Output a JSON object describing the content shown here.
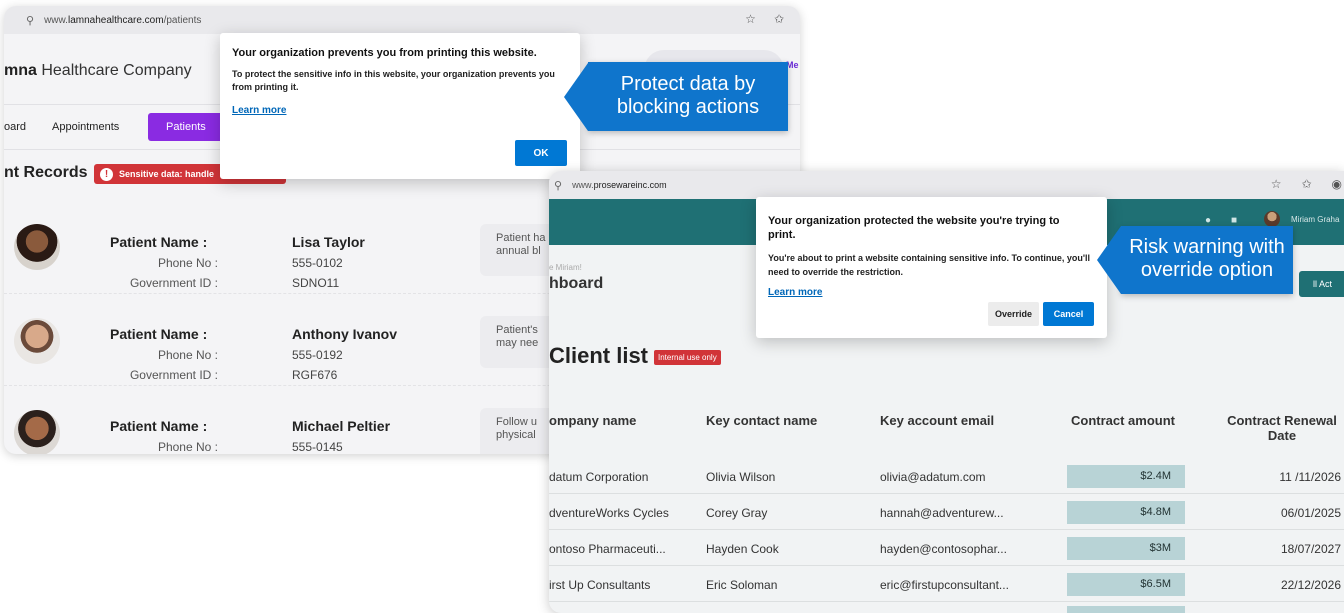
{
  "window1": {
    "url_prefix": "www.",
    "url_domain": "lamnahealthcare.com",
    "url_path": "/patients",
    "company_bold": "mna",
    "company_rest": " Healthcare Company",
    "header_user_fragment": "Me",
    "tabs": [
      {
        "label": "oard"
      },
      {
        "label": "Appointments"
      },
      {
        "label": "Patients"
      }
    ],
    "records_title": "nt Records",
    "sensitive_badge": "Sensitive data: handle",
    "field_labels": {
      "name": "Patient Name :",
      "phone": "Phone No :",
      "gov": "Government ID :"
    },
    "patients": [
      {
        "name": "Lisa Taylor",
        "phone": "555-0102",
        "gov_id": "SDNO11",
        "note_line1": "Patient ha",
        "note_line2": "annual bl"
      },
      {
        "name": "Anthony Ivanov",
        "phone": "555-0192",
        "gov_id": "RGF676",
        "note_line1": "Patient's",
        "note_line2": "may nee"
      },
      {
        "name": "Michael Peltier",
        "phone": "555-0145",
        "gov_id": "",
        "note_line1": "Follow u",
        "note_line2": "physical"
      }
    ],
    "dialog": {
      "title": "Your organization prevents you from printing this website.",
      "body": "To protect the sensitive info in this website, your organization prevents you from printing it.",
      "link": "Learn more",
      "ok": "OK"
    }
  },
  "callout1": {
    "line1": "Protect data by",
    "line2": "blocking actions"
  },
  "callout2": {
    "line1": "Risk warning with",
    "line2": "override option"
  },
  "window2": {
    "url_prefix": "www.",
    "url_domain": "prosewareinc.com",
    "user_name": "Miriam Graha",
    "welcome": "e Miriam!",
    "dashboard": "hboard",
    "all_activity": "ll Act",
    "client_title": "Client list",
    "internal_badge": "Internal use only",
    "columns": [
      "ompany name",
      "Key contact name",
      "Key account email",
      "Contract amount",
      "Contract Renewal Date"
    ],
    "rows": [
      {
        "company": "datum Corporation",
        "contact": "Olivia Wilson",
        "email": "olivia@adatum.com",
        "amount": "$2.4M",
        "date": "11 /11/2026"
      },
      {
        "company": "dventureWorks Cycles",
        "contact": "Corey Gray",
        "email": "hannah@adventurew...",
        "amount": "$4.8M",
        "date": "06/01/2025"
      },
      {
        "company": "ontoso Pharmaceuti...",
        "contact": "Hayden Cook",
        "email": "hayden@contosophar...",
        "amount": "$3M",
        "date": "18/07/2027"
      },
      {
        "company": "irst Up Consultants",
        "contact": "Eric Soloman",
        "email": "eric@firstupconsultant...",
        "amount": "$6.5M",
        "date": "22/12/2026"
      }
    ],
    "dialog": {
      "title": "Your organization protected the website you're trying to print.",
      "body": "You're about to print a website containing sensitive info. To continue, you'll need to override the restriction.",
      "link": "Learn more",
      "override": "Override",
      "cancel": "Cancel"
    }
  },
  "colors": {
    "accent_blue": "#0078d4",
    "callout_blue": "#0f75cc",
    "tab_purple": "#8a2be2",
    "teal_header": "#1f7074",
    "danger_red": "#d13438",
    "amount_fill": "#b8d3d6"
  },
  "icons": [
    "search-icon",
    "favorite-icon",
    "collections-icon",
    "alert-icon"
  ]
}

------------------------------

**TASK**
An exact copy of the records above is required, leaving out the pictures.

**OUTPUT OF THE TASK**
Output a JSON object describing the content shown here.
{
  "window1": {
    "url_prefix": "www.",
    "url_domain": "lamnahealthcare.com",
    "url_path": "/patients",
    "company_bold": "mna",
    "company_rest": " Healthcare Company",
    "header_user_fragment": "Me",
    "tabs": [
      {
        "label": "oard"
      },
      {
        "label": "Appointments"
      },
      {
        "label": "Patients"
      }
    ],
    "records_title": "nt Records",
    "sensitive_badge": "Sensitive data: handle",
    "field_labels": {
      "name": "Patient Name :",
      "phone": "Phone No :",
      "gov": "Government ID :"
    },
    "patients": [
      {
        "name": "Lisa Taylor",
        "phone": "555-0102",
        "gov_id": "SDNO11",
        "note_line1": "Patient ha",
        "note_line2": "annual bl"
      },
      {
        "name": "Anthony Ivanov",
        "phone": "555-0192",
        "gov_id": "RGF676",
        "note_line1": "Patient's",
        "note_line2": "may nee"
      },
      {
        "name": "Michael Peltier",
        "phone": "555-0145",
        "gov_id": "",
        "note_line1": "Follow u",
        "note_line2": "physical"
      }
    ],
    "dialog": {
      "title": "Your organization prevents you from printing this website.",
      "body": "To protect the sensitive info in this website, your organization prevents you from printing it.",
      "link": "Learn more",
      "ok": "OK"
    }
  },
  "callout1": {
    "line1": "Protect data by",
    "line2": "blocking actions"
  },
  "callout2": {
    "line1": "Risk warning with",
    "line2": "override option"
  },
  "window2": {
    "url_prefix": "www.",
    "url_domain": "prosewareinc.com",
    "user_name": "Miriam Graha",
    "welcome": "e Miriam!",
    "dashboard": "hboard",
    "all_activity": "ll Act",
    "client_title": "Client list",
    "internal_badge": "Internal use only",
    "columns": [
      "ompany name",
      "Key contact name",
      "Key account email",
      "Contract amount",
      "Contract Renewal Date"
    ],
    "rows": [
      {
        "company": "datum Corporation",
        "contact": "Olivia Wilson",
        "email": "olivia@adatum.com",
        "amount": "$2.4M",
        "date": "11 /11/2026"
      },
      {
        "company": "dventureWorks Cycles",
        "contact": "Corey Gray",
        "email": "hannah@adventurew...",
        "amount": "$4.8M",
        "date": "06/01/2025"
      },
      {
        "company": "ontoso Pharmaceuti...",
        "contact": "Hayden Cook",
        "email": "hayden@contosophar...",
        "amount": "$3M",
        "date": "18/07/2027"
      },
      {
        "company": "irst Up Consultants",
        "contact": "Eric Soloman",
        "email": "eric@firstupconsultant...",
        "amount": "$6.5M",
        "date": "22/12/2026"
      }
    ],
    "dialog": {
      "title": "Your organization protected the website you're trying to print.",
      "body": "You're about to print a website containing sensitive info. To continue, you'll need to override the restriction.",
      "link": "Learn more",
      "override": "Override",
      "cancel": "Cancel"
    }
  },
  "colors": {
    "accent_blue": "#0078d4",
    "callout_blue": "#0f75cc",
    "tab_purple": "#8a2be2",
    "teal_header": "#1f7074",
    "danger_red": "#d13438",
    "amount_fill": "#b8d3d6"
  },
  "icons": [
    "search-icon",
    "favorite-icon",
    "collections-icon",
    "alert-icon"
  ]
}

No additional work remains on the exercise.